Hume's 'Natural History of Religion' offers a naturalized account of the causes of religious thought, an investigation into its 'origins' rather than its 'foundation in reason'. Hume thinks that if we consider only the causes of religious belief, we are provided with a reason to suspend the belief. I seek to explain why this is so, and what role the argument plays in Hume's wider campaign against the rational acceptability of religious belief. In particular, I argue that the work threatens (...) a form of fideism which maintains that it is rationally permissible to maintain religious belief in the absence of evidence or of arguments in its favour. I also discuss the 'argument from common consent', and the relative superiority of Hume's account of the origins of religious belief. (shrink)
This paper discusses some key connections between Berkeley's reflections on language in the introduction to his Treatise on the Principles of Human Knowledge and the doctrines espoused in the body of that work, in particular his views on vulgar causal discourse and his response to the objection that his metaphysics imputes massive error to ordinary thought. I argue also that there is some mileage in the view that Berkeley's thought might be an early form of non-cognitivism.
Impressions of Hume collects brand-new essays from leading scholars in different philosophical, historiographical, and literary traditions within which Hume is a canonical figure. To some his writings are vehicles for intuitions, problems, and arguments which are at the center of contemporary philosophical reflection; others locate Hume's views against the background of concerns and debates of his own time. Hume's texts may be read as highly sophisticated literary-cum-philosophical creations, or as moments in the (...) construction of the ideology of modernity; these are "open" texts which present their reader with a bounty of different materials and inspirations. (shrink)

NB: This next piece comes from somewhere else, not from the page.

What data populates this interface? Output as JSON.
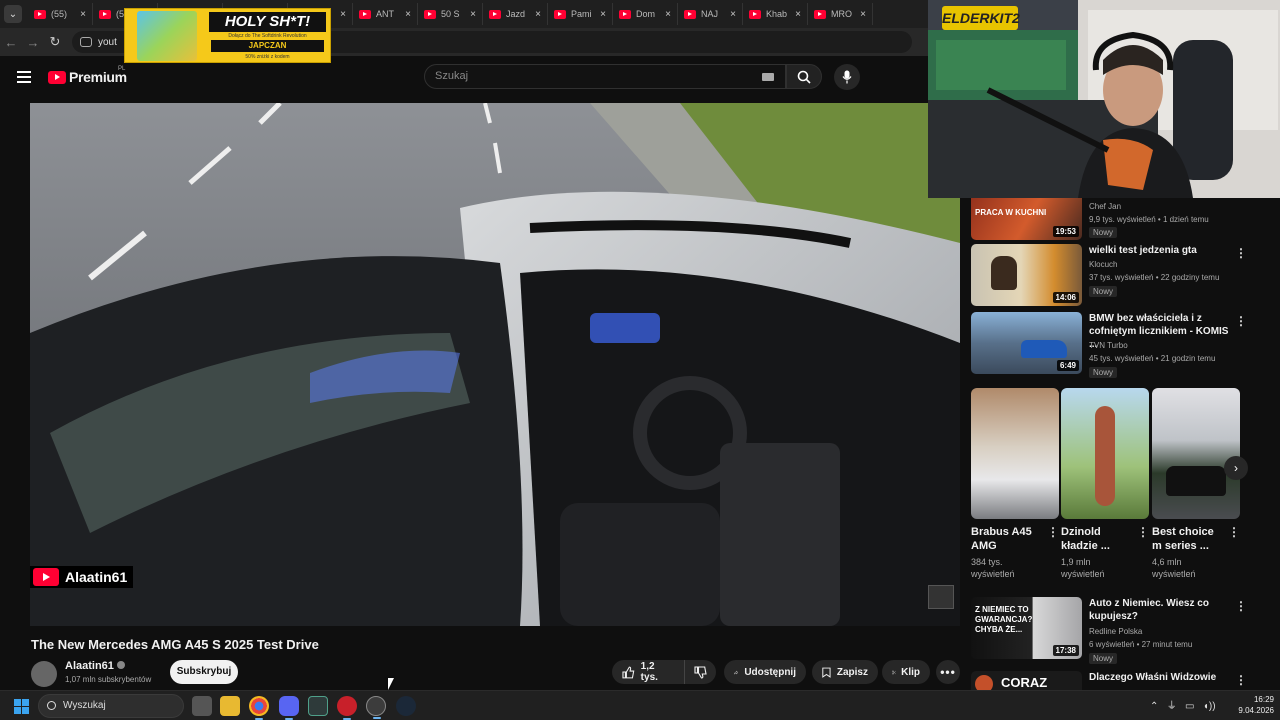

This is a review essay of Richman and Read (eds.) _The New Hume Debate (London: Routledge, 2000). The essay is highly critical of how the debate concerning whether Hume is a causal realist is presently conceived by its opponents, and argues in favour of a _New Hume position.